Genre: First person shooter
Developed by: Valve
Published by: Valve
Platforms: Windows, Xbox 360, PS3, OSX, Linux
Feeling Like: Building an Empire
I distinctly remember reading a PC Gamer at Dobbo’s house a long time ago. There was a screenshot of Team Fortress 2, a massively anticipated, online multiplayer team shooter.
We were all still stoked on it, of course. You have to remember, back in the day Valve could do no wrong. Half-Life assured gamers everywhere that this little company out of the Pacific Northwest was LEAGUES ahead of anybody else in terms of interactive storytelling. Any morsel, or scrap of information, or rumor was worth at least 5-10 pages in every gaming magazine worth its salt. Most players just assumed it would be incredible.
Then we waited…a long, long time. It first was announced at e3 in 1999, only to be released eight years later under a totally different look.

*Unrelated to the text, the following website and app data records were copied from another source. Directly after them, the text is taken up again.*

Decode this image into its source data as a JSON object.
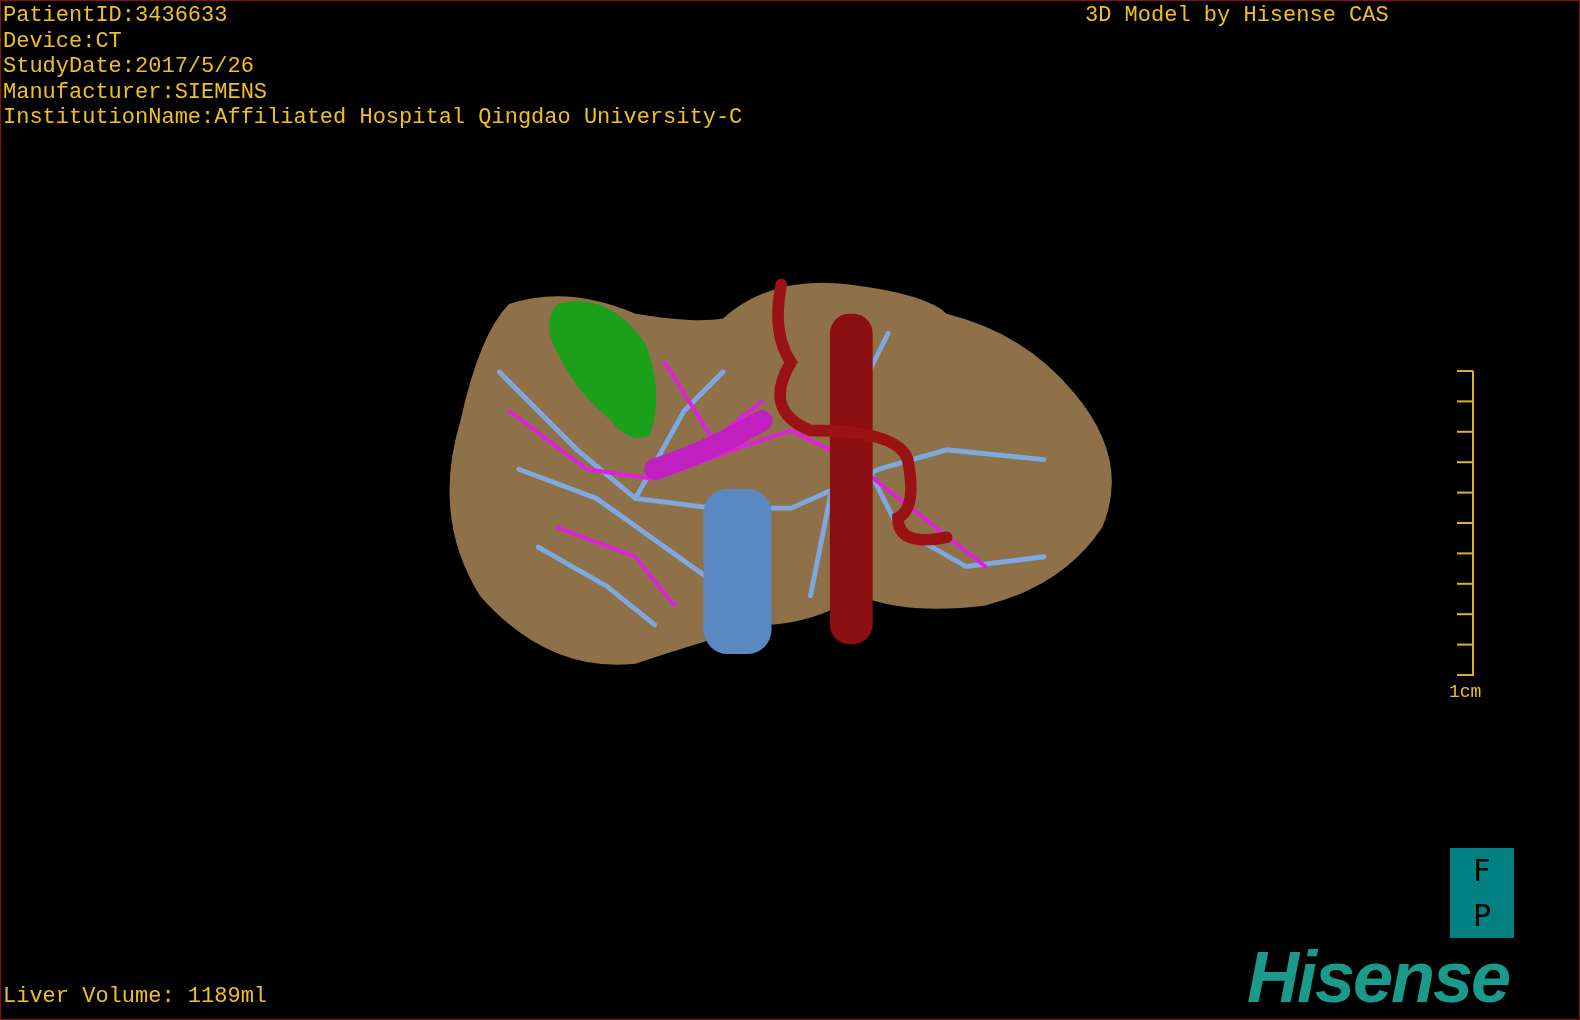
{
  "patient_info": [
    "PatientID:3436633",
    "Device:CT",
    "StudyDate:2017/5/26",
    "Manufacturer:SIEMENS",
    "InstitutionName:Affiliated Hospital Qingdao University-C"
  ],
  "model_credit": "3D Model by Hisense CAS",
  "scale_label": "1cm",
  "orientation": {
    "top": "F",
    "bottom": "P"
  },
  "logo": "Hisense",
  "liver_volume": "Liver Volume: 1189ml"
}
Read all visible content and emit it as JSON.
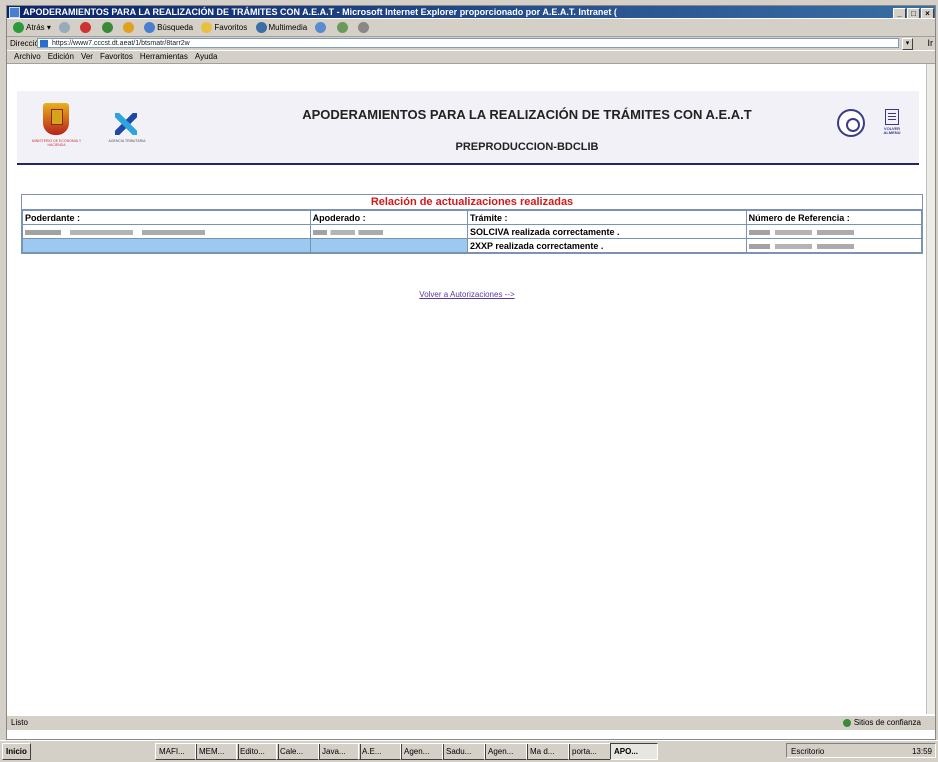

Gone was the modern war aesthetic, instead it was replaced with a cartoonish, over the top style that has aged miraculously well. Eyebrows may have been raised, but Valve, as usual, made the right call.
Now that I look back on it, I only played a few hours of Team Fortress 2, and I’m in the minority. Those that played it will brag/admit thousands of hours of play, as it’s just that addictive. It really did spawn the multiplayer class shooter, long before we were graced with the likes of Overwatch, or Plants vs. Zombies: Garden Warfare. Part of the genius was that no character was overpowered; you could make any team combination of the 9 different classes work, and the variety ensured there was at least one character that appealed to everybody.

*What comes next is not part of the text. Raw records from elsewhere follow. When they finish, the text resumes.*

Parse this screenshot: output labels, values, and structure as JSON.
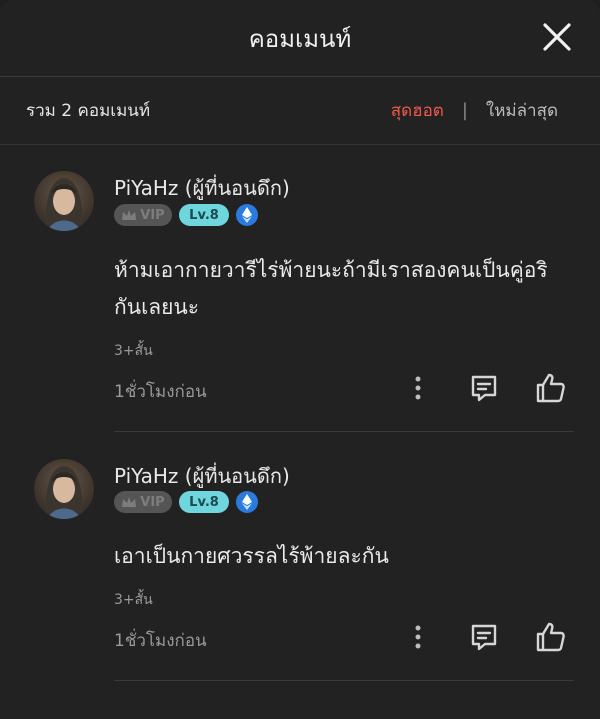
{
  "header": {
    "title": "คอมเมนท์"
  },
  "subbar": {
    "total": "รวม 2 คอมเมนท์",
    "sort_hot": "สุดฮอต",
    "separator": "|",
    "sort_new": "ใหม่ล่าสุด"
  },
  "colors": {
    "accent_red": "#f0574a",
    "level_badge": "#6fd6dd",
    "eth_badge": "#2a7be0"
  },
  "comments": [
    {
      "username": "PiYaHz (ผู้ที่นอนดึก)",
      "vip": "VIP",
      "level": "Lv.8",
      "text": "ห้ามเอากายวารีไร่พ้ายนะถ้ามีเราสองคนเป็นคู่อริกันเลยนะ",
      "more": "3+สั้น",
      "time": "1ชั่วโมงก่อน"
    },
    {
      "username": "PiYaHz (ผู้ที่นอนดึก)",
      "vip": "VIP",
      "level": "Lv.8",
      "text": "เอาเป็นกายศวรรลไร้พ้ายละกัน",
      "more": "3+สั้น",
      "time": "1ชั่วโมงก่อน"
    }
  ]
}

I, of course, chose the Medic because I find running frantically into battle while trying to heal a teammate much more rewarding than running frantically into battle while missing my opponents. Plus, I don’t have to worry *as* much about hitting my target (injured/nearly dead bodies tend to lay still, or run towards me).
It’s got such a great sense of humor, with each character having unique dances and hilarious one-liners – that we may never see such a combination again.

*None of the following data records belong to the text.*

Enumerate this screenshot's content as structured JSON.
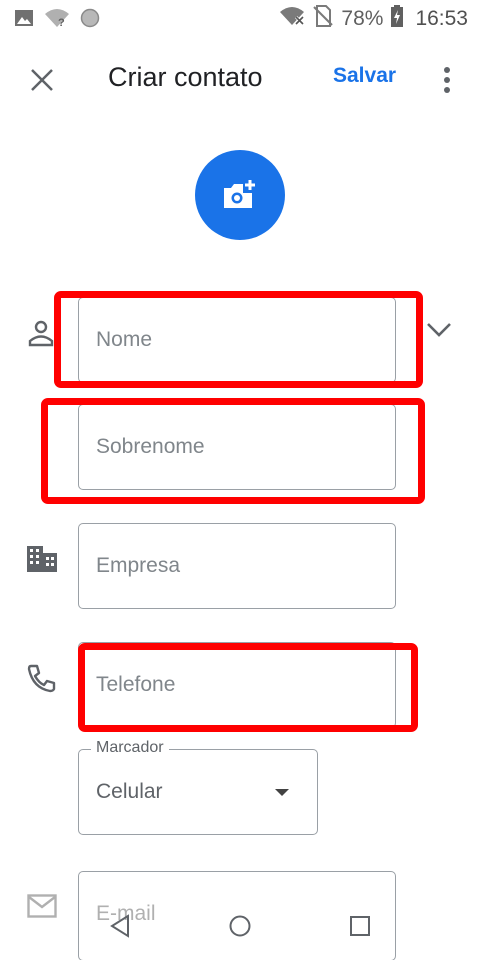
{
  "status_bar": {
    "battery_text": "78%",
    "time": "16:53",
    "icons": [
      "image-icon",
      "wifi-question-icon",
      "circle-icon",
      "wifi-off-icon",
      "no-sim-icon",
      "battery-icon"
    ]
  },
  "app_bar": {
    "title": "Criar contato",
    "save_label": "Salvar",
    "icons": [
      "close-icon",
      "more-vert-icon"
    ]
  },
  "photo": {
    "icon": "add-photo-icon",
    "color": "#1a73e8"
  },
  "form": {
    "name_placeholder": "Nome",
    "surname_placeholder": "Sobrenome",
    "company_placeholder": "Empresa",
    "phone_placeholder": "Telefone",
    "phone_label_caption": "Marcador",
    "phone_label_value": "Celular",
    "email_placeholder": "E-mail",
    "icons": [
      "person-icon",
      "chevron-down-icon",
      "company-icon",
      "phone-icon",
      "email-icon",
      "dropdown-arrow-icon"
    ]
  },
  "highlights": {
    "color": "#ff0000",
    "targets": [
      "name-field",
      "surname-field",
      "phone-field"
    ]
  },
  "nav_bar": {
    "icons": [
      "back-icon",
      "home-icon",
      "recents-icon"
    ]
  },
  "colors": {
    "accent": "#1a73e8",
    "highlight": "#ff0000",
    "text": "#202124",
    "hint": "#80868b"
  }
}
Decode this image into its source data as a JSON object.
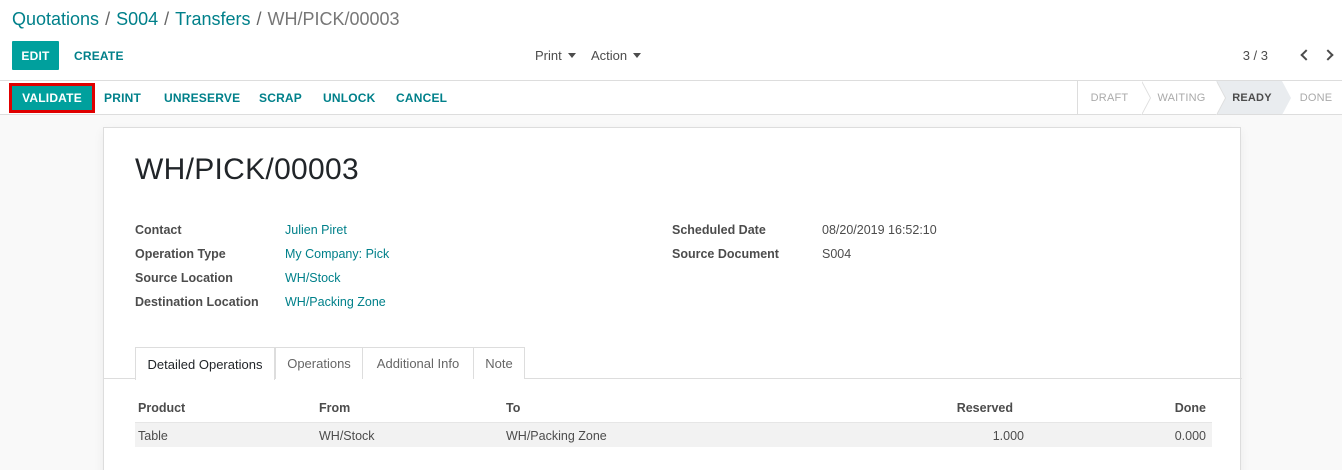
{
  "breadcrumb": {
    "items": [
      "Quotations",
      "S004",
      "Transfers"
    ],
    "current": "WH/PICK/00003",
    "separator": "/"
  },
  "control_panel": {
    "edit_label": "EDIT",
    "create_label": "CREATE",
    "print_label": "Print",
    "action_label": "Action",
    "pager": "3 / 3"
  },
  "statusbar": {
    "buttons": [
      "VALIDATE",
      "PRINT",
      "UNRESERVE",
      "SCRAP",
      "UNLOCK",
      "CANCEL"
    ],
    "stages": [
      "DRAFT",
      "WAITING",
      "READY",
      "DONE"
    ],
    "active_stage": "READY"
  },
  "form": {
    "title": "WH/PICK/00003",
    "left_fields": [
      {
        "label": "Contact",
        "value": "Julien Piret"
      },
      {
        "label": "Operation Type",
        "value": "My Company: Pick"
      },
      {
        "label": "Source Location",
        "value": "WH/Stock"
      },
      {
        "label": "Destination Location",
        "value": "WH/Packing Zone"
      }
    ],
    "right_fields": [
      {
        "label": "Scheduled Date",
        "value": "08/20/2019 16:52:10"
      },
      {
        "label": "Source Document",
        "value": "S004"
      }
    ],
    "tabs": [
      "Detailed Operations",
      "Operations",
      "Additional Info",
      "Note"
    ],
    "table": {
      "headers": [
        "Product",
        "From",
        "To",
        "Reserved",
        "Done"
      ],
      "rows": [
        [
          "Table",
          "WH/Stock",
          "WH/Packing Zone",
          "1.000",
          "0.000"
        ]
      ]
    }
  },
  "colors": {
    "primary": "#00a09d",
    "link": "#00808a",
    "highlight_border": "#e00000"
  }
}
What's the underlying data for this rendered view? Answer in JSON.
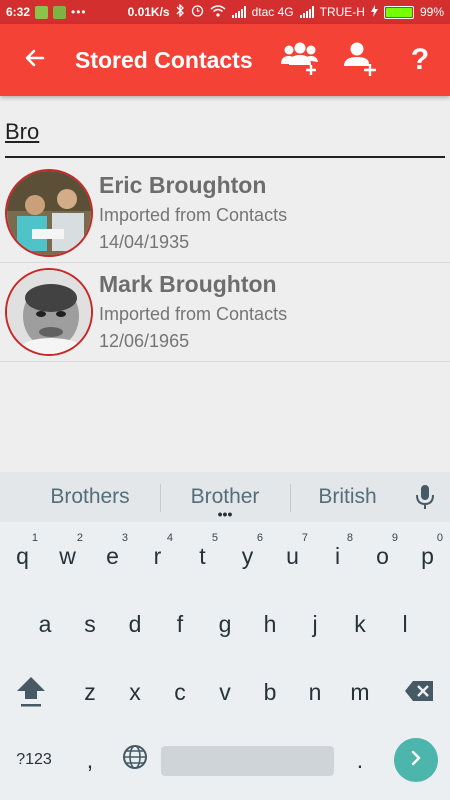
{
  "status_bar": {
    "time": "6:32",
    "speed": "0.01K/s",
    "carrier1": "dtac 4G",
    "carrier2": "TRUE-H",
    "battery": "99%",
    "battery_level": 0.99,
    "dots": "•••"
  },
  "app_bar": {
    "title": "Stored Contacts",
    "back_icon": "arrow-left-icon",
    "actions": [
      "group-add-icon",
      "person-add-icon",
      "help-icon"
    ],
    "help_label": "?"
  },
  "search": {
    "value": "Bro"
  },
  "contacts": [
    {
      "name": "Eric Broughton",
      "source": "Imported from Contacts",
      "date": "14/04/1935"
    },
    {
      "name": "Mark Broughton",
      "source": "Imported from Contacts",
      "date": "12/06/1965"
    }
  ],
  "keyboard": {
    "suggestions": [
      "Brothers",
      "Brother",
      "British"
    ],
    "more_indicator": "•••",
    "row1": [
      "q",
      "w",
      "e",
      "r",
      "t",
      "y",
      "u",
      "i",
      "o",
      "p"
    ],
    "row1_hints": [
      "1",
      "2",
      "3",
      "4",
      "5",
      "6",
      "7",
      "8",
      "9",
      "0"
    ],
    "row2": [
      "a",
      "s",
      "d",
      "f",
      "g",
      "h",
      "j",
      "k",
      "l"
    ],
    "row3": [
      "z",
      "x",
      "c",
      "v",
      "b",
      "n",
      "m"
    ],
    "symbols_key": "?123",
    "comma_key": ",",
    "period_key": "."
  },
  "colors": {
    "status_bar": "#d32f2f",
    "app_bar": "#f44336",
    "avatar_border": "#c62828",
    "enter_key": "#4db6ac"
  }
}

So, Team Fortress 2 doesn’t have the most hours played on my list. I never played it with friends. I didn’t really even give it a fair chance. So why did it beat out 143 other games?
Well, as somebody who works in the Free-to-Play Video Game Industry, I have to give credit; it may be the single most influential game in recent history.
That’s a lofty title to bestow, I’ll do my best to explain why.
When it was released, it was made available on Steam, the digital platform for nearly all PC gaming for the last 12 years. This was a largely unknown type of distribution at the time, with many players lamenting the fact that they don’t officially “own” the games, or wouldn’t have a physical copy, or not trusting Valve to keep the servers going. At first, it wasn’t a massive success.
That changed soon, however, when the eager population realized how convenient the system was. How discounts were far better than anything they could find in stores. How games updated automatically. How the need for a suitcase of CDs for installing was a thing of the past. How internet speed improvements only made the service better. Team Fortress 2 was the first killer app for Steam, and it worked – despite gamers being able to purchase a physical copy through the Orange Box, downloads soon rocketed into the millions.
Another notch in this titan’s belt – the free to play model, introduced in 2011. We’d seen this type of pricing structure in various forms as demos for games were available on discs, freeware titles were given out in various magazines, and online flash games were at an all-time high popularity wise. But a massive developer offering a game for free, monetized by…hats?
No. This was new. This was big.
This choice turned some Valve employees into exceedingly wealthy people. The concept of buying digital fashion items was laughed at by many at the time, but nobody would dare anymore. By charging tiny fees for hats, coats and costumes, Valve put the pricing in charge of the consumer. And those that loved the game, paid a LOT.
Team Fortress’ 2 influence reigns even today. There are still roughly 50,000 active players, but one look at Dota 2, League of Legends, and Fortnite and you can see the indescribable popularity that Valve initially tapped into. Free to play is here to stay.
So, there you have it. My job in its current form may not even exist had Valve not taken a huge risk and gambled with Steam, the Free to Play Model and the massive shift in development style with Team Fortress 2. It’s brilliant. Updates to the game don’t change the meta, so no character is “overpowered” and players don’t have to fear about their class getting swept aside. The music energizes you, the different modes satiate you, and its history should impress you. What a game!